Go through the data below and copy each line that includes "KEYS".

_Saved entries_
++++++++++++++++++++

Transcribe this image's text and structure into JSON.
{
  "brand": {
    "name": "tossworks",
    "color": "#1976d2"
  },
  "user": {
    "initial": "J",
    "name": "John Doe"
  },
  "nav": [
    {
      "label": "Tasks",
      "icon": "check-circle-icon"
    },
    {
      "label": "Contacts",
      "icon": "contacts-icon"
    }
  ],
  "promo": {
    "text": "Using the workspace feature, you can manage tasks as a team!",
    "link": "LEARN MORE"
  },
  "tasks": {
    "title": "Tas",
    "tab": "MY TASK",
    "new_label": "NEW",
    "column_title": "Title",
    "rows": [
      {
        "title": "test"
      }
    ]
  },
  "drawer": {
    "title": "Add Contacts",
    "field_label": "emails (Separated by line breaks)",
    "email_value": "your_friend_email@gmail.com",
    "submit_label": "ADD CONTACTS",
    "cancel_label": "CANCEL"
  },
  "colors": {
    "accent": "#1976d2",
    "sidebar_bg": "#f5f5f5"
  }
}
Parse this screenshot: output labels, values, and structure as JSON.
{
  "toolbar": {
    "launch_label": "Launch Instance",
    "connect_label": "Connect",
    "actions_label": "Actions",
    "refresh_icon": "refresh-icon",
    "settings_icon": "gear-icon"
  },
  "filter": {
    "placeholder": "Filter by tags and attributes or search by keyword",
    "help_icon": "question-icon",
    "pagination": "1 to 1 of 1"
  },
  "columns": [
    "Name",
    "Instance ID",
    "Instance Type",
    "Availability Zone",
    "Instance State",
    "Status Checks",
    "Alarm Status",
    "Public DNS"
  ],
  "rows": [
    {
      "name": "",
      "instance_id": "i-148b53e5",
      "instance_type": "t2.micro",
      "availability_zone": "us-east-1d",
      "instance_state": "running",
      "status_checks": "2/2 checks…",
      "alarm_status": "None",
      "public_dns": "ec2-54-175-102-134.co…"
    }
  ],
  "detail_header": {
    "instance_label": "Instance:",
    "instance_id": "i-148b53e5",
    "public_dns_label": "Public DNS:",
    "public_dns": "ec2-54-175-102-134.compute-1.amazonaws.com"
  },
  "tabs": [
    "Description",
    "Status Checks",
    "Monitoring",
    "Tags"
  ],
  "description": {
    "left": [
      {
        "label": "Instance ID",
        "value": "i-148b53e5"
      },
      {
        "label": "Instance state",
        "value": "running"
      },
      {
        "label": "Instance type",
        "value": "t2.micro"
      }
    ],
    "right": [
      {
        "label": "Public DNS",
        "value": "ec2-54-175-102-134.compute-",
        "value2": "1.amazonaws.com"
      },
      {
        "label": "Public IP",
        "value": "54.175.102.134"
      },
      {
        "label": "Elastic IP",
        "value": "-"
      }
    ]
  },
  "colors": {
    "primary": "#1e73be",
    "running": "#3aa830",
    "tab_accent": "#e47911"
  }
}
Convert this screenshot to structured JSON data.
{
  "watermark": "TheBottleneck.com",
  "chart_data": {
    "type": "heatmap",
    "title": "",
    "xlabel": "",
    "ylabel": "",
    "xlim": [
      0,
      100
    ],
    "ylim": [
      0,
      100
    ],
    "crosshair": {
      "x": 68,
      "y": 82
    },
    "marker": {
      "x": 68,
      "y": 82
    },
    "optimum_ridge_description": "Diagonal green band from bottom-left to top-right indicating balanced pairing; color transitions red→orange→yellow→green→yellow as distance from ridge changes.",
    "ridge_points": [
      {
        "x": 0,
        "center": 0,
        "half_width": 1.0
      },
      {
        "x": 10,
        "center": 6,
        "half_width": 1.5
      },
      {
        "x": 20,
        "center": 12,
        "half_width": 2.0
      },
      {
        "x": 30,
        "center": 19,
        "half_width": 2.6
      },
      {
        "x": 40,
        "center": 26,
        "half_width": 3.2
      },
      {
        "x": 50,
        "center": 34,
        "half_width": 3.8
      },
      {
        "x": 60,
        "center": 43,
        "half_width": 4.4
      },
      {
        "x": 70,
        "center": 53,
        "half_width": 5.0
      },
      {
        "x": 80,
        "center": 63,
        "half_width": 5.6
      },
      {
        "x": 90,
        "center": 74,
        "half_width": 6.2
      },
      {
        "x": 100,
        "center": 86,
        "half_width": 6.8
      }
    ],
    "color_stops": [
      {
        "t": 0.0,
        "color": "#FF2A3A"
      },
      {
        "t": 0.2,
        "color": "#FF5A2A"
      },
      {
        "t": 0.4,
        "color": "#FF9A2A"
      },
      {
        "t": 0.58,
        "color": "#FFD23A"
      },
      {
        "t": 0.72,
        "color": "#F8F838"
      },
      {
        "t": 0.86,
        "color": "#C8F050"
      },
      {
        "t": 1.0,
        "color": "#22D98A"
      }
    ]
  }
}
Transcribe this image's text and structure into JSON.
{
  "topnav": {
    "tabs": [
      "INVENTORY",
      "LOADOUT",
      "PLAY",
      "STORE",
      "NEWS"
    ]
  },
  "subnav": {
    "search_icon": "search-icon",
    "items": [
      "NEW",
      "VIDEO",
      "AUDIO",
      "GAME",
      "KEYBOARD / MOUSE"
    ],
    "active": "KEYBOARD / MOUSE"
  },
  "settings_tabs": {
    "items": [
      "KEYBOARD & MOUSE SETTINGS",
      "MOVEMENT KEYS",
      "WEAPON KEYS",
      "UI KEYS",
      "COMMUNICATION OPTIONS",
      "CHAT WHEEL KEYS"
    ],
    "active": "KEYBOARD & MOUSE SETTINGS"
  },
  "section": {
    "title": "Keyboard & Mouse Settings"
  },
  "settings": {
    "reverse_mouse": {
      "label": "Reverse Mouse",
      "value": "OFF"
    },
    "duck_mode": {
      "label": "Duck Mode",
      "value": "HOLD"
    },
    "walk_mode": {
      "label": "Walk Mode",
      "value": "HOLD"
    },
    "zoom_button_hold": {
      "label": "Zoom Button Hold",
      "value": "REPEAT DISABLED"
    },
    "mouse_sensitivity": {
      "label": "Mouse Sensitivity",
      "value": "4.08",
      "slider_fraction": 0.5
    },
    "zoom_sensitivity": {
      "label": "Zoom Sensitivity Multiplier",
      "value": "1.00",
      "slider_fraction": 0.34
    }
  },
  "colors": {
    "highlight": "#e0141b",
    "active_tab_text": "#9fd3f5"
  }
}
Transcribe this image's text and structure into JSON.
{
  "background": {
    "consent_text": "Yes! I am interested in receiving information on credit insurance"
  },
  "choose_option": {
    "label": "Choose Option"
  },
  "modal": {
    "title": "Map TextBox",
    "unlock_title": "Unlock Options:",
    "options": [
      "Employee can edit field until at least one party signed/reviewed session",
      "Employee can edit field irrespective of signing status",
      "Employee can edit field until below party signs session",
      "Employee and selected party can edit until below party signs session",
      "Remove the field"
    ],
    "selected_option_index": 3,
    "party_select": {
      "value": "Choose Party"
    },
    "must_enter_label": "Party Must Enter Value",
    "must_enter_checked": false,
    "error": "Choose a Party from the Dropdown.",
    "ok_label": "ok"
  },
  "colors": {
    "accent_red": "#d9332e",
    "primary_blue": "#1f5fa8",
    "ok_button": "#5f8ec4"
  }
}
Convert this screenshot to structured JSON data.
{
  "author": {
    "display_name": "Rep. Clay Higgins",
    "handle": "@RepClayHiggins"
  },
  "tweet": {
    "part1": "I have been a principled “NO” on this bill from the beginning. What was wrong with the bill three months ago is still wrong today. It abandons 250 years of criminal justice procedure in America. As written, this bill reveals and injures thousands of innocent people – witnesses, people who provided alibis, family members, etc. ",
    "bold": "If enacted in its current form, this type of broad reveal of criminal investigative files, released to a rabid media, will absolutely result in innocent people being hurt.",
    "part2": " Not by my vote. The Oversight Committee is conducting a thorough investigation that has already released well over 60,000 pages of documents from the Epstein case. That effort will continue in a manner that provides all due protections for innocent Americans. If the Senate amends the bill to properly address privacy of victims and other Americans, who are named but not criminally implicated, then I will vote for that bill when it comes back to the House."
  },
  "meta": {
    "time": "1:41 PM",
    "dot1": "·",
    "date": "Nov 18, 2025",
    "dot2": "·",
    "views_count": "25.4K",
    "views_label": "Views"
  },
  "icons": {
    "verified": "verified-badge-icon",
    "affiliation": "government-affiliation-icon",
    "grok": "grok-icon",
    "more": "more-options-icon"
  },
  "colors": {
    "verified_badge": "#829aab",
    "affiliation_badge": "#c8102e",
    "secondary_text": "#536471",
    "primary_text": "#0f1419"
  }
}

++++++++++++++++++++

_Task solution_
      "MOVEMENT KEYS",
      "WEAPON KEYS",
      "UI KEYS",
      "CHAT WHEEL KEYS"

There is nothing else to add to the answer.